No group has been more impacted by the negative effects of social media than youth. Social media has increased the influence of peer groups on the well being of adolescents, facilitating and magnifying the effects of self comparison (Kelly et al 2018, Seabrook, Kern & Richard 2016).

While social media was designed to be a tool to facilitate connection, the flip side is that the comparisons can lead to poor mental health, social isolation and lonelinesss.

As the parent of two teens and a self proclaimed Instagram junkie, this serves as a good reminder that not all is what it seems. Healthy conversations about how online content is created and edited with younger relatives will help to show them that what’s posted isn’t always a reflection of what’s real. To further mitigate the stress associated with self comparison consider reducing time online, examining the content you’re consuming and balancing your online time with offline interests.

Lastly, consider giving your time, follows and likes to content creators and accounts that post responsibly – you’ll feel less crappy, I promise.

Am I Even Doing This Right?!

Intro to Social Media – Discussion #1

Hey there, I’m Danielle. I’m mother to two busy teenagers and a Community Relations Supervisor for a non-profit program. I’ll be honest (since it will be plainly obvious anyway) – social media and tech are NOT my strengths. In fact, I’m not even confident this post will make it to the right spot. So what interests me about this course is exactly that, I’d like to go from knowing next to nothing to knowing a little something.
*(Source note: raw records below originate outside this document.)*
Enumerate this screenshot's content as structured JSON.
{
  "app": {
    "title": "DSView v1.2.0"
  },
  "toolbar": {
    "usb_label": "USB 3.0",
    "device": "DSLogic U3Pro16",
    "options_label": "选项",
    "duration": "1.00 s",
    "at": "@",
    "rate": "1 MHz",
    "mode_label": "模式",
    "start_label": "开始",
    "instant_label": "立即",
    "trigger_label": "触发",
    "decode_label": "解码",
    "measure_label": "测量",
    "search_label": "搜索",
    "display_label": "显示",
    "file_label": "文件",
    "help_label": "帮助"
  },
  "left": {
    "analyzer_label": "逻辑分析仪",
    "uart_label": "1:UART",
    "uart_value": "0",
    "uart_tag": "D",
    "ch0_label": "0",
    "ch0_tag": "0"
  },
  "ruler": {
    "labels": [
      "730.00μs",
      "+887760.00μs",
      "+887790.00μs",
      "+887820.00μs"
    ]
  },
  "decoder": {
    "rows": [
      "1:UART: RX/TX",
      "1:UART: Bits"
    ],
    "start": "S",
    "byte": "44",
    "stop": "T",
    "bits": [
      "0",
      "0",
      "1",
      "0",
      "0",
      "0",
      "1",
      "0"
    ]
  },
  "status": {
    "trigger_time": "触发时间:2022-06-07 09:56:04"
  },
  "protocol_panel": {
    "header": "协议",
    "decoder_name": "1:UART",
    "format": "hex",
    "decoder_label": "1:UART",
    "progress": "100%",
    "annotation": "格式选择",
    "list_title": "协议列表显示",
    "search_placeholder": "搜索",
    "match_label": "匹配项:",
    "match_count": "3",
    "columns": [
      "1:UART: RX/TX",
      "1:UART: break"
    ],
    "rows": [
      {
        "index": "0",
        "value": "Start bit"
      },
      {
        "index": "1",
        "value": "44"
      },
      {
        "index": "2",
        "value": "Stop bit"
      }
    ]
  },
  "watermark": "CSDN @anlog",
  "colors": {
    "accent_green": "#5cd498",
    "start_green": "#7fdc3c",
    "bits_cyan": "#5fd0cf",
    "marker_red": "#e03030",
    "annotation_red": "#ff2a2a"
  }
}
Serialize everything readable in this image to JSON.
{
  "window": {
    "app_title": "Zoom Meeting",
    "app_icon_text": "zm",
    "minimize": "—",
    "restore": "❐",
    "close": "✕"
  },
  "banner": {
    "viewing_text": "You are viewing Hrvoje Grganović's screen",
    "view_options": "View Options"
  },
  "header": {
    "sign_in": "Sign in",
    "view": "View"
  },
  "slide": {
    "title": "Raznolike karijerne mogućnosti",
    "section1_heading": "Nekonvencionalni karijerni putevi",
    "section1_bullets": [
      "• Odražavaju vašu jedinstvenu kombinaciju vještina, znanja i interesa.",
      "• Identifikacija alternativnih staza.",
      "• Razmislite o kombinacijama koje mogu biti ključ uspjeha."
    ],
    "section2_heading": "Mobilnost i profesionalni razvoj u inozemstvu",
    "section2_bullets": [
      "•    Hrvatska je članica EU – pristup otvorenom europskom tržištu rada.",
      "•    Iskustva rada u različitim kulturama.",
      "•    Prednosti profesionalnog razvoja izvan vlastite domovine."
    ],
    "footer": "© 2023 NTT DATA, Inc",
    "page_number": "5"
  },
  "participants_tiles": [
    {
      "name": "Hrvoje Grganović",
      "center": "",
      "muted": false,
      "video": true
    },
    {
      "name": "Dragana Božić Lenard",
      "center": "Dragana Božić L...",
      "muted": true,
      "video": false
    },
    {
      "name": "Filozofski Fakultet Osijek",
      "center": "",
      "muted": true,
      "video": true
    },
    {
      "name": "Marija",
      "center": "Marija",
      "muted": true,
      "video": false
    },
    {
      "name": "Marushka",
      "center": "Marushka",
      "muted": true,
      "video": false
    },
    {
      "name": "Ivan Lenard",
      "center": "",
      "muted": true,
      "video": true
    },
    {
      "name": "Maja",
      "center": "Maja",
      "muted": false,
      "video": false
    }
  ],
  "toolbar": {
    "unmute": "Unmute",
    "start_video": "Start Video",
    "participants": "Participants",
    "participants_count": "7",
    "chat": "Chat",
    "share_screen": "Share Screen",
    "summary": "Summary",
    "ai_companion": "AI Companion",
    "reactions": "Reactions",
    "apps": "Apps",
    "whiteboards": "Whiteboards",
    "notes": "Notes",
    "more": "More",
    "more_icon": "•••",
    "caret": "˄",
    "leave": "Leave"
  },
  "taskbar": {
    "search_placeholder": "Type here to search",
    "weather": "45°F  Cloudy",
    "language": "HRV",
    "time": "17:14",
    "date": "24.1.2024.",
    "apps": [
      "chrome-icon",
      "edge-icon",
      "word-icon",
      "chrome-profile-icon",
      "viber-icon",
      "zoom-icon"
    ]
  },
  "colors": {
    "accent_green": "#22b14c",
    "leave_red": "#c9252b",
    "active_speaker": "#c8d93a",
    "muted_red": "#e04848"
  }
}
In our non-profit with limited resources we share the responsibility of social media, so professionally I was driven to this course for that reason. I want to engage prospective donors and volunteers and get them excited about what we do. I’m also considering pursuing another business venture on the side, so I can likely apply what I learn here to that project as well.

My definition of social media coming into this course, was online/digital networking that engages users and attempts to broaden a social ‘network’. I imagine my definition will change dramatically once this course is over.

One of my favourite blogs is The Birds Papaya: I like this blog specifically because a lot of the content is relatable. The author, Sarah Nicole, is a Canadian mother, divorced and remarried who celebrates body positivity and focuses on beauty and style, relationships and health. In addition to great tips and visuals, the theme is a pretty pink palate that’s easy on the eyes.

I look forward to learning from our course instructor and all of you this summer as I get better acquainted with the creative side of social media.